For high-value pairs, such as 10s, conventional wisdom suggests standing, but with a teammate’s signal that a surplus of low-value cards is coming, splitting could become advantageous.

Team Strategy for Splitting 10s:

  • Signal Received for High Probability of Low Cards: Consider splitting 10s if the dealer shows a weak upcard.
  • No Signal or Neutral: Stick to basic strategy; do not split 10s.

Etiquette and Procedures

When playing blackjack, understanding proper table etiquette and the procedures for splitting hands is essential for smooth gameplay and maintaining a respectful atmosphere at the table.

Proper Signals for Splitting

To indicate a desire to split their cards, a player should place an additional bet adjacent to the original bet and use a two-finger V-shaped sign or simply point with two fingers to the cards.

It’s important to avoid verbal signals because they may not be heard or acknowledged in a busy casino environment, unless you are playing online at a Bitcoin blackjack casino, of course.

  • Physical Signal: Place additional bet and use two-finger V-sign
  • Avoid: Verbal instructions alone

Casino Splitting Rules

Casinos often have specific rules regarding when and how a player can split their hand. It’s crucial to be aware of these before sitting down to play.

  1. Number of Splits: Some casinos limit the number of times a player can split their hand, usually to a maximum of four separate hands.
  2. Splitting Aces: When splitting aces, most casinos allow only one additional card per ace.
  3. Doubling After Split: Some casinos permit doubling down after a split, which can be advantageous for the player.
    • Consult: The rule card or dealer for specifics
    • Note: Splitting rules may vary by casino and table
Gary McLellan

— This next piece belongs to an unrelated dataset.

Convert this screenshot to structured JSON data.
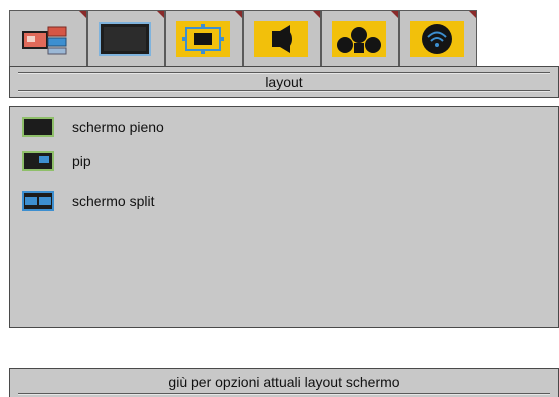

Gary McLellan has been involved in the gambling sector for years after studying Journalism in Glasgow. Starting out with running a poker blog over 10 years ago, he has since worked with many betting publications, focusing on crypto-related sites more recently due to their growing popularity. Gary brings his expertise on gambling to BitcoinCasinos.com since 2022 after successfully overseeing the launch of several sports betting sites including legalsportsbooks.com.